The car is a Lancia Delta, already on sale in Europe, that's been rebadged to carry the American manufacturer's branding in the UK. Fiat Group owns Lancia and recently took a majority stake in Chrysler, which explains the crossover. Conversely, the deal also means that Chrysler cars such as the Grand Voyager will be rebadged Lancia in Europe.
There's a 1.4 petrol offering either 120hp or 140hp, the latter incorporating Fiat's impressive Multiair engine, alongside 1.6 120hp and 2.0 165hp diesels. The lower-powered diesel or the 1.4 Multi-air are likely to be the biggest fleet sellers, according to Chrysler senior product manager Steve Mirfin.
The brand is pushing luxury and space when it comes to this car. Space is ample, with a sliding back seat that leaves an odd gap to the parcel shelf covered by some extendable load covers when shifted forwards. However, if 'luxury' means competing with premium brands such as BMW or Audi, then there's a long way to go. For example, the plastics look cheap in parts. Still, the interior is satisfactory and at least refreshingly different to the sector norms.
Ride and handling on the 1.6 120hp diesel, driven here, is decent if not as admirable as a VW Golf or Ford Focus, while steering is on the light side. The manual offers 122g/km CO2, while the auto drops to 120g/km. That's not bad on the emissions front, but in this competitive field, the nearest equivalent Golf at 119g/km or the Focus at 109g/km wins. The Delta costs 47.3 pence per mile to run versus the Golf's 1.6 TDI 105 Match at 45.1ppm and the Focus' 1.6 TDI 115 Zetec at 43.2ppm. However, the Delta offers the most power so there is some pay-off.

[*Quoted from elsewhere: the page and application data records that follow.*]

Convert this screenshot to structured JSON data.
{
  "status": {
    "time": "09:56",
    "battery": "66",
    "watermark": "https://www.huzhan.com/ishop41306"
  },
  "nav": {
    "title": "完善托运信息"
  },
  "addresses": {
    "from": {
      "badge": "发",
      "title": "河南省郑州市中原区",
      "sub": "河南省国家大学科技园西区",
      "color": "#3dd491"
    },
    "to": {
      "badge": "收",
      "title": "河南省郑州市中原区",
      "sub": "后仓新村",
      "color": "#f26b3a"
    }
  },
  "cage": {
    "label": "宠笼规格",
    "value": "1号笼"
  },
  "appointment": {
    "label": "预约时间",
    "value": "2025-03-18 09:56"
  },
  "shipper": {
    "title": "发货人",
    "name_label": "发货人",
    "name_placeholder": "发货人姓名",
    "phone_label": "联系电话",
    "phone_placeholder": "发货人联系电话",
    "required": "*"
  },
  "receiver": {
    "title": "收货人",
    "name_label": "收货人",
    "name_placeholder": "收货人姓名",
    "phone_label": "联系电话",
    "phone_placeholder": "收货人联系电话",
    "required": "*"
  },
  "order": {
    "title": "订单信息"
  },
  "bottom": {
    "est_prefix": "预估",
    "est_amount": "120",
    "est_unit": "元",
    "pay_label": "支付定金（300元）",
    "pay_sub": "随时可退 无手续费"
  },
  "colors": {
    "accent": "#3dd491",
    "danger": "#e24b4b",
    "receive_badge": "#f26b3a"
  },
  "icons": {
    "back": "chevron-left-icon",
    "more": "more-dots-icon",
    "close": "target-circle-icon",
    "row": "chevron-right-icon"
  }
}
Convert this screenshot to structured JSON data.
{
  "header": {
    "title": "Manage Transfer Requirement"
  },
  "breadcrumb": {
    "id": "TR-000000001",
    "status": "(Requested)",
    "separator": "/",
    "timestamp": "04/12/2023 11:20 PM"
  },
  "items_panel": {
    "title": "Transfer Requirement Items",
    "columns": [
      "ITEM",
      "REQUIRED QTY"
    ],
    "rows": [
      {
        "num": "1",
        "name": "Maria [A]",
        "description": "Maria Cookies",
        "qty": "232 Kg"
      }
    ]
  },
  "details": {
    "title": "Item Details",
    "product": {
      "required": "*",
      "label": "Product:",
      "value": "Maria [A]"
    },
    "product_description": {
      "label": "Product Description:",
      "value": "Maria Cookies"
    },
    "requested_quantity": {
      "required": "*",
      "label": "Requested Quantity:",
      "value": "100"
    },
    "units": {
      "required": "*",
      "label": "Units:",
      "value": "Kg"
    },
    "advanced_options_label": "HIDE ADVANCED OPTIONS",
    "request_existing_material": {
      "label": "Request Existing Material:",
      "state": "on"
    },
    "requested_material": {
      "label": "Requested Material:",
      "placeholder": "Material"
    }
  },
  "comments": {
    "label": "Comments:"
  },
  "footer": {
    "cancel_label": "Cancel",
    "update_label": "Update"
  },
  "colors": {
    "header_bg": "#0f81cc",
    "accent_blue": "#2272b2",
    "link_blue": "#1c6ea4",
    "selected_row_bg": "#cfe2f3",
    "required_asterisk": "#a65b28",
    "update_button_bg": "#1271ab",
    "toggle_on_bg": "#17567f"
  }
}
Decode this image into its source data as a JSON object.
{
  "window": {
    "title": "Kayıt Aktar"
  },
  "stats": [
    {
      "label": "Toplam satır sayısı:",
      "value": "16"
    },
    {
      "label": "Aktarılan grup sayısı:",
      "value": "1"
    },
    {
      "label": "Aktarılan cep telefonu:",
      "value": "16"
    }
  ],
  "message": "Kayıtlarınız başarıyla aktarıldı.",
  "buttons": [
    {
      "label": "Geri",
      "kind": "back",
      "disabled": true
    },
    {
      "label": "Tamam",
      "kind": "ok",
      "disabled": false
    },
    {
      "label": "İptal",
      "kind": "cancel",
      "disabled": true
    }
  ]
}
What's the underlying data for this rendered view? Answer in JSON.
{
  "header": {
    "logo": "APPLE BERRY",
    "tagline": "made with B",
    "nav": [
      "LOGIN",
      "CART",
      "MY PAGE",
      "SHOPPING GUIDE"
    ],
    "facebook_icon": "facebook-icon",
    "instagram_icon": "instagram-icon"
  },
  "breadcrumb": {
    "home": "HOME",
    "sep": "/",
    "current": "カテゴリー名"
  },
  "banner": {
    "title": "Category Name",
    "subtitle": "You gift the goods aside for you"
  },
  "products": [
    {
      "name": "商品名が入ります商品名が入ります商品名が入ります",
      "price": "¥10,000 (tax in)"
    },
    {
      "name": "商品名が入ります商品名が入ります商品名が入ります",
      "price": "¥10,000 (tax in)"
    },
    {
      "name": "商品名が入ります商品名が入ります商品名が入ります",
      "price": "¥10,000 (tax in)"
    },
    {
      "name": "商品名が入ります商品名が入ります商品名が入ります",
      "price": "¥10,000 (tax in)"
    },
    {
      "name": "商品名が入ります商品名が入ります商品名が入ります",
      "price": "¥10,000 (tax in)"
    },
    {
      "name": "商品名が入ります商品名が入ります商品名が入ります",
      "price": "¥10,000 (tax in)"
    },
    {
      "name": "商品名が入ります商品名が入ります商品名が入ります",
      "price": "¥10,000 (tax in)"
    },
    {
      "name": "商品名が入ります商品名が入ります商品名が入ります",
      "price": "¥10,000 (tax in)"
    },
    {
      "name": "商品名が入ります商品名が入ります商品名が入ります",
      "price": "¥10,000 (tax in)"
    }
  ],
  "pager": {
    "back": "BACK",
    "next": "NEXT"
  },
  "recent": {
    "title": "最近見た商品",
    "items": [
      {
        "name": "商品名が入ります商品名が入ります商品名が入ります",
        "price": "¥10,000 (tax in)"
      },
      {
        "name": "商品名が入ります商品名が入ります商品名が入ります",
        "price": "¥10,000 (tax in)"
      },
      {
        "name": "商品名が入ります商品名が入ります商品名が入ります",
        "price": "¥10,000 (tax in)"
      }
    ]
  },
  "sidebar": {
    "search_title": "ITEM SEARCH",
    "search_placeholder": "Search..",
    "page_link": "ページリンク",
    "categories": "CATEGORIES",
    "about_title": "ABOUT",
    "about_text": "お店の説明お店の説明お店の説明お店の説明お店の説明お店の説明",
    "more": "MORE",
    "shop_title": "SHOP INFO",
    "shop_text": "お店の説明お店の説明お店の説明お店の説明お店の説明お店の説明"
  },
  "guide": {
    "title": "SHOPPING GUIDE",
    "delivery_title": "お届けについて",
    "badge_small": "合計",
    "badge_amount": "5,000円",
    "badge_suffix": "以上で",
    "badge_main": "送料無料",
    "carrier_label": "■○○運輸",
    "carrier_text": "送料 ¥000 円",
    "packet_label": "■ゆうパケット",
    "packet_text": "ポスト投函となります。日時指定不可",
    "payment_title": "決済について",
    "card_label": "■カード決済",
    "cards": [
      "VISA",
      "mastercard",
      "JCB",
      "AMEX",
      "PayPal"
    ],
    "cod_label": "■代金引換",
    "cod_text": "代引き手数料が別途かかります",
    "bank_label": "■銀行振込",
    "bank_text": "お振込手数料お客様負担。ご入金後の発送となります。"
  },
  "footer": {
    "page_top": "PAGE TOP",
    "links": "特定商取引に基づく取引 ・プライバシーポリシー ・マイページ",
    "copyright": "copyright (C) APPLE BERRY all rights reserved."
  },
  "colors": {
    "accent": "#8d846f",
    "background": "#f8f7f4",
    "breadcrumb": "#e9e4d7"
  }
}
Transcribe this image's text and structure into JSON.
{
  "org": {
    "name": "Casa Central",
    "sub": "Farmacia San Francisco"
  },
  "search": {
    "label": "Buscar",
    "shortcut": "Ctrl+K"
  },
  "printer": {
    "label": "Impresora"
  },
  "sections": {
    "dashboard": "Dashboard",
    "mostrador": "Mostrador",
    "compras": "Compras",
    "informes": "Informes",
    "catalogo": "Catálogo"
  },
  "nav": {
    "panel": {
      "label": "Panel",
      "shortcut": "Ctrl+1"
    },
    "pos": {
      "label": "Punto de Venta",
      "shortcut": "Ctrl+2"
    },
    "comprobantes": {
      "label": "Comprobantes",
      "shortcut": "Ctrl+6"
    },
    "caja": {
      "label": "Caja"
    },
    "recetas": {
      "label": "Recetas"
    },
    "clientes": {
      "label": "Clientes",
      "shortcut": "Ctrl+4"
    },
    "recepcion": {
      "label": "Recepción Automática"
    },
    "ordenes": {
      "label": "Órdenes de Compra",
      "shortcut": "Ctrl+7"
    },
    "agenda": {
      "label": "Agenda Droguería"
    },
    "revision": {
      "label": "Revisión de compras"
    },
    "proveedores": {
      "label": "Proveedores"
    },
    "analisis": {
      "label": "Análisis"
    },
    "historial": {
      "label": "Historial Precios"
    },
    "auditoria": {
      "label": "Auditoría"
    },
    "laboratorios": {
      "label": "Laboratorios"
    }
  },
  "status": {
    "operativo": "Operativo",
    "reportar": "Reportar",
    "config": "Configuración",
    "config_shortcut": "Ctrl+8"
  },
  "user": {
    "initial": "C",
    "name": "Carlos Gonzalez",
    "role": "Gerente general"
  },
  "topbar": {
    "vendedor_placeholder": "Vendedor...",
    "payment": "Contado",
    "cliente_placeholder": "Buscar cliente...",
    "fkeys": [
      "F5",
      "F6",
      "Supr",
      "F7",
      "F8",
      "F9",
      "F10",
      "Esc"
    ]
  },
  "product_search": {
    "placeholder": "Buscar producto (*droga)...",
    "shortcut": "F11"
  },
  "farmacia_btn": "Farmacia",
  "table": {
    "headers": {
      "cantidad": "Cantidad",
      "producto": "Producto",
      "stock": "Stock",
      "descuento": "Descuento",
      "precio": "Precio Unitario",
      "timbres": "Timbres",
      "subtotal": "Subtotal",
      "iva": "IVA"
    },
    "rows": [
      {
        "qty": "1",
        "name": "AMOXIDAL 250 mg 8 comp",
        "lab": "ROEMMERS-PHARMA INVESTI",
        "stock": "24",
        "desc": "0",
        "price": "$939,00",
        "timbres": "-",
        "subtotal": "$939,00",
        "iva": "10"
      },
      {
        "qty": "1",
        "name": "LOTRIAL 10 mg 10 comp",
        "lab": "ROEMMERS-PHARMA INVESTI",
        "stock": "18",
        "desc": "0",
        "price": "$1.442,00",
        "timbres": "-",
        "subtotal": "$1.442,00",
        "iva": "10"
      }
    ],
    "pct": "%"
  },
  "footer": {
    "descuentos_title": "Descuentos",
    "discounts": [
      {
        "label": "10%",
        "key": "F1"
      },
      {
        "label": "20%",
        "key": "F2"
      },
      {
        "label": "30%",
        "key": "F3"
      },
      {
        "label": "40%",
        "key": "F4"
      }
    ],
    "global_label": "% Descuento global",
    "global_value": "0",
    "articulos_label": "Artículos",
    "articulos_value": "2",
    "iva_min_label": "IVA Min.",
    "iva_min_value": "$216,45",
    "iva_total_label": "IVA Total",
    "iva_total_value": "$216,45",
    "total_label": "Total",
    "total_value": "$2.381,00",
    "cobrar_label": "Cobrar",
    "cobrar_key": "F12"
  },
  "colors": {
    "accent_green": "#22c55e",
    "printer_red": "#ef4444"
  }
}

The Delta is essentially a family hatchback, but is far from conservative in the looks department. It's likely to be a Marmite sort of car, and will no doubt appeal to some - Chrysler predicts around 2500 in its first full year - if not many. However, if that styling takes your fancy then this is a credible alternative to the small family car, although making fleet managers take note could be a difficult task.